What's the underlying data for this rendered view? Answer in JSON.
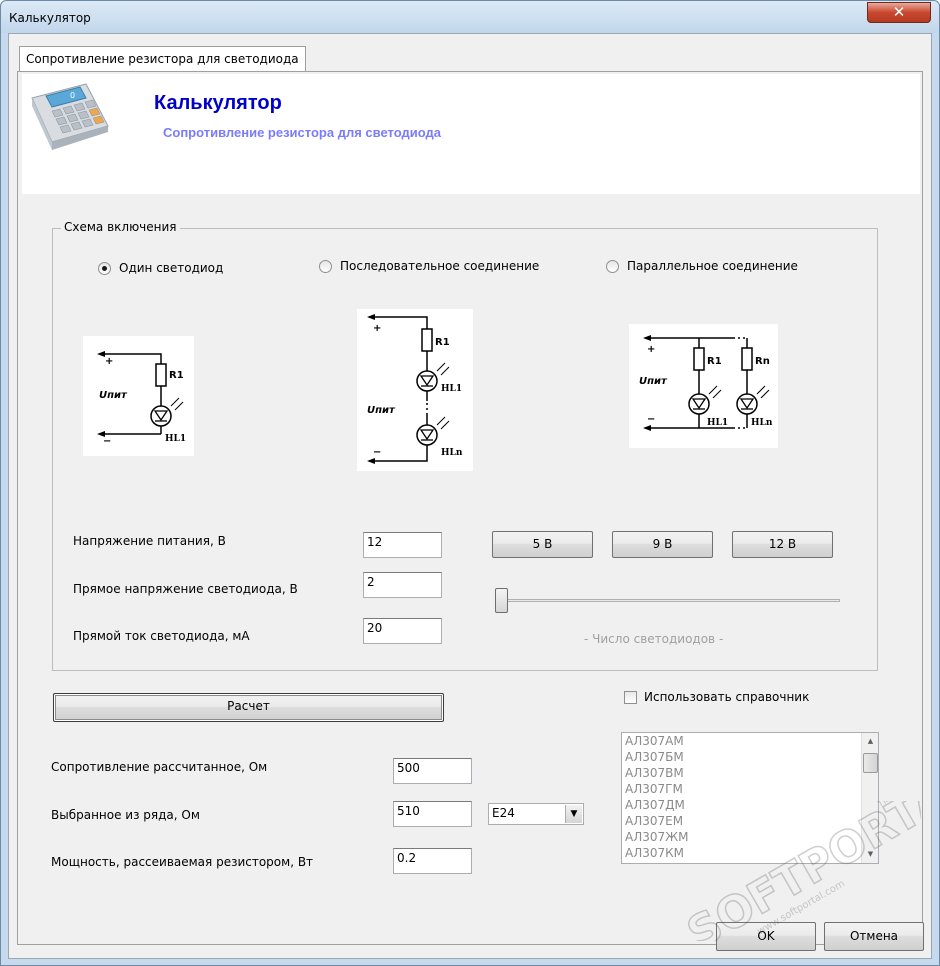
{
  "window": {
    "title": "Калькулятор",
    "close_symbol": "✕"
  },
  "tab": {
    "label": "Сопротивление резистора для светодиода"
  },
  "header": {
    "title": "Калькулятор",
    "subtitle": "Сопротивление резистора для светодиода",
    "icon": "calculator-icon"
  },
  "scheme": {
    "legend": "Схема включения",
    "options": [
      {
        "label": "Один светодиод",
        "checked": true
      },
      {
        "label": "Последовательное соединение",
        "checked": false
      },
      {
        "label": "Параллельное соединение",
        "checked": false
      }
    ],
    "diagram_labels": {
      "plus": "+",
      "minus": "−",
      "upit": "Uпит",
      "r1": "R1",
      "rn": "Rn",
      "hl1": "HL1",
      "hln": "HLn"
    }
  },
  "inputs": {
    "supply_label": "Напряжение питания, В",
    "supply_value": "12",
    "forward_voltage_label": "Прямое напряжение светодиода, В",
    "forward_voltage_value": "2",
    "forward_current_label": "Прямой ток светодиода, мА",
    "forward_current_value": "20"
  },
  "voltage_presets": [
    "5 В",
    "9 В",
    "12 В"
  ],
  "led_count": {
    "caption": "- Число светодиодов -",
    "level": 0
  },
  "calculate_button": "Расчет",
  "use_reference_label": "Использовать справочник",
  "reference_list": [
    "АЛ307АМ",
    "АЛ307БМ",
    "АЛ307ВМ",
    "АЛ307ГМ",
    "АЛ307ДМ",
    "АЛ307ЕМ",
    "АЛ307ЖМ",
    "АЛ307КМ"
  ],
  "results": {
    "calculated_label": "Сопротивление рассчитанное, Ом",
    "calculated_value": "500",
    "selected_label": "Выбранное из ряда, Ом",
    "selected_value": "510",
    "series_value": "E24",
    "power_label": "Мощность, рассеиваемая резистором, Вт",
    "power_value": "0.2"
  },
  "footer": {
    "ok": "OK",
    "cancel": "Отмена"
  },
  "watermark": {
    "brand": "SOFTPORTAL",
    "url": "www.softportal.com",
    "tm": "TM"
  }
}
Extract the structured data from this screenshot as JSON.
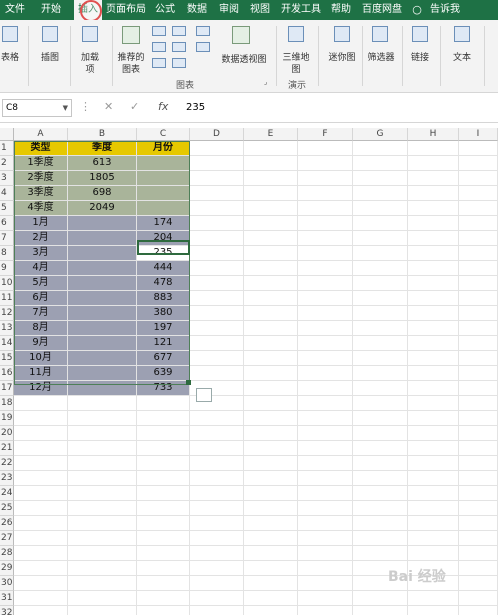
{
  "tabs": [
    "文件",
    "开始",
    "插入",
    "页面布局",
    "公式",
    "数据",
    "审阅",
    "视图",
    "开发工具",
    "帮助",
    "百度网盘",
    "告诉我"
  ],
  "ribbon": {
    "table_label": "表格",
    "illustrations_label": "插图",
    "addins_label": "加载",
    "addins_label2": "项",
    "recommended_label": "推荐的",
    "recommended_label2": "图表",
    "charts_group": "图表",
    "pivot_chart_label": "数据透视图",
    "map3d_label": "三维地",
    "map3d_label2": "图",
    "tours_group": "演示",
    "sparklines_label": "迷你图",
    "filters_label": "筛选器",
    "links_label": "链接",
    "text_label": "文本"
  },
  "formula_bar": {
    "name_box": "C8",
    "cancel_icon": "✕",
    "confirm_icon": "✓",
    "fx": "fx",
    "value": "235"
  },
  "columns": [
    "A",
    "B",
    "C",
    "D",
    "E",
    "F",
    "G",
    "H",
    "I"
  ],
  "rows": [
    "1",
    "2",
    "3",
    "4",
    "5",
    "6",
    "7",
    "8",
    "9",
    "10",
    "11",
    "12",
    "13",
    "14",
    "15",
    "16",
    "17",
    "18",
    "19",
    "20",
    "21",
    "22",
    "23",
    "24",
    "25",
    "26",
    "27",
    "28",
    "29",
    "30",
    "31",
    "32"
  ],
  "headers": [
    "类型",
    "季度",
    "月份"
  ],
  "quarter_rows": [
    {
      "type": "1季度",
      "season": "613",
      "month": ""
    },
    {
      "type": "2季度",
      "season": "1805",
      "month": ""
    },
    {
      "type": "3季度",
      "season": "698",
      "month": ""
    },
    {
      "type": "4季度",
      "season": "2049",
      "month": ""
    }
  ],
  "month_rows": [
    {
      "type": "1月",
      "season": "",
      "month": "174"
    },
    {
      "type": "2月",
      "season": "",
      "month": "204"
    },
    {
      "type": "3月",
      "season": "",
      "month": "235"
    },
    {
      "type": "4月",
      "season": "",
      "month": "444"
    },
    {
      "type": "5月",
      "season": "",
      "month": "478"
    },
    {
      "type": "6月",
      "season": "",
      "month": "883"
    },
    {
      "type": "7月",
      "season": "",
      "month": "380"
    },
    {
      "type": "8月",
      "season": "",
      "month": "197"
    },
    {
      "type": "9月",
      "season": "",
      "month": "121"
    },
    {
      "type": "10月",
      "season": "",
      "month": "677"
    },
    {
      "type": "11月",
      "season": "",
      "month": "639"
    },
    {
      "type": "12月",
      "season": "",
      "month": "733"
    }
  ],
  "watermark": "Bai 经验",
  "colors": {
    "tabbar": "#1e7145",
    "header_fill": "#e6c800",
    "quarter_fill": "#a9b49a",
    "month_fill": "#9ca0b2"
  }
}
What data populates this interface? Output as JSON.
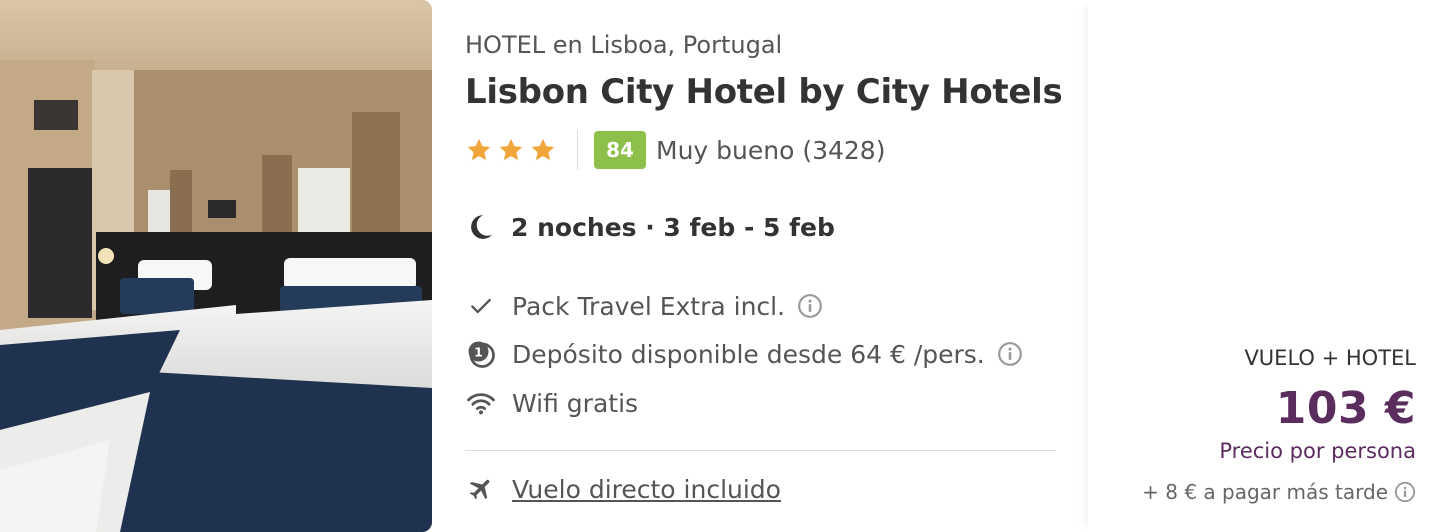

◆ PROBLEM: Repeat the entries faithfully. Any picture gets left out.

◆ ANSWER:
What's the underlying data for this rendered view? Answer in JSON.
{
  "window": {
    "title": "Калькулятор",
    "close_symbol": "✕"
  },
  "tab": {
    "label": "Сопротивление резистора для светодиода"
  },
  "header": {
    "title": "Калькулятор",
    "subtitle": "Сопротивление резистора для светодиода",
    "icon": "calculator-icon"
  },
  "scheme": {
    "legend": "Схема включения",
    "options": [
      {
        "label": "Один светодиод",
        "checked": true
      },
      {
        "label": "Последовательное соединение",
        "checked": false
      },
      {
        "label": "Параллельное соединение",
        "checked": false
      }
    ],
    "diagram_labels": {
      "plus": "+",
      "minus": "−",
      "upit": "Uпит",
      "r1": "R1",
      "rn": "Rn",
      "hl1": "HL1",
      "hln": "HLn"
    }
  },
  "inputs": {
    "supply_label": "Напряжение питания, В",
    "supply_value": "12",
    "forward_voltage_label": "Прямое напряжение светодиода, В",
    "forward_voltage_value": "2",
    "forward_current_label": "Прямой ток светодиода, мА",
    "forward_current_value": "20"
  },
  "voltage_presets": [
    "5 В",
    "9 В",
    "12 В"
  ],
  "led_count": {
    "caption": "- Число светодиодов -",
    "level": 0
  },
  "calculate_button": "Расчет",
  "use_reference_label": "Использовать справочник",
  "reference_list": [
    "АЛ307АМ",
    "АЛ307БМ",
    "АЛ307ВМ",
    "АЛ307ГМ",
    "АЛ307ДМ",
    "АЛ307ЕМ",
    "АЛ307ЖМ",
    "АЛ307КМ"
  ],
  "results": {
    "calculated_label": "Сопротивление рассчитанное, Ом",
    "calculated_value": "500",
    "selected_label": "Выбранное из ряда, Ом",
    "selected_value": "510",
    "series_value": "E24",
    "power_label": "Мощность, рассеиваемая резистором, Вт",
    "power_value": "0.2"
  },
  "footer": {
    "ok": "OK",
    "cancel": "Отмена"
  },
  "watermark": {
    "brand": "SOFTPORTAL",
    "url": "www.softportal.com",
    "tm": "TM"
  }
}
Extract the structured data from this screenshot as JSON.
{
  "tabs": [
    "文件",
    "开始",
    "插入",
    "页面布局",
    "公式",
    "数据",
    "审阅",
    "视图",
    "开发工具",
    "帮助",
    "百度网盘",
    "告诉我"
  ],
  "ribbon": {
    "table_label": "表格",
    "illustrations_label": "插图",
    "addins_label": "加载",
    "addins_label2": "项",
    "recommended_label": "推荐的",
    "recommended_label2": "图表",
    "charts_group": "图表",
    "pivot_chart_label": "数据透视图",
    "map3d_label": "三维地",
    "map3d_label2": "图",
    "tours_group": "演示",
    "sparklines_label": "迷你图",
    "filters_label": "筛选器",
    "links_label": "链接",
    "text_label": "文本"
  },
  "formula_bar": {
    "name_box": "C8",
    "cancel_icon": "✕",
    "confirm_icon": "✓",
    "fx": "fx",
    "value": "235"
  },
  "columns": [
    "A",
    "B",
    "C",
    "D",
    "E",
    "F",
    "G",
    "H",
    "I"
  ],
  "rows": [
    "1",
    "2",
    "3",
    "4",
    "5",
    "6",
    "7",
    "8",
    "9",
    "10",
    "11",
    "12",
    "13",
    "14",
    "15",
    "16",
    "17",
    "18",
    "19",
    "20",
    "21",
    "22",
    "23",
    "24",
    "25",
    "26",
    "27",
    "28",
    "29",
    "30",
    "31",
    "32"
  ],
  "headers": [
    "类型",
    "季度",
    "月份"
  ],
  "quarter_rows": [
    {
      "type": "1季度",
      "season": "613",
      "month": ""
    },
    {
      "type": "2季度",
      "season": "1805",
      "month": ""
    },
    {
      "type": "3季度",
      "season": "698",
      "month": ""
    },
    {
      "type": "4季度",
      "season": "2049",
      "month": ""
    }
  ],
  "month_rows": [
    {
      "type": "1月",
      "season": "",
      "month": "174"
    },
    {
      "type": "2月",
      "season": "",
      "month": "204"
    },
    {
      "type": "3月",
      "season": "",
      "month": "235"
    },
    {
      "type": "4月",
      "season": "",
      "month": "444"
    },
    {
      "type": "5月",
      "season": "",
      "month": "478"
    },
    {
      "type": "6月",
      "season": "",
      "month": "883"
    },
    {
      "type": "7月",
      "season": "",
      "month": "380"
    },
    {
      "type": "8月",
      "season": "",
      "month": "197"
    },
    {
      "type": "9月",
      "season": "",
      "month": "121"
    },
    {
      "type": "10月",
      "season": "",
      "month": "677"
    },
    {
      "type": "11月",
      "season": "",
      "month": "639"
    },
    {
      "type": "12月",
      "season": "",
      "month": "733"
    }
  ],
  "watermark": "Bai 经验",
  "colors": {
    "tabbar": "#1e7145",
    "header_fill": "#e6c800",
    "quarter_fill": "#a9b49a",
    "month_fill": "#9ca0b2"
  }
}
What data populates this interface? Output as JSON.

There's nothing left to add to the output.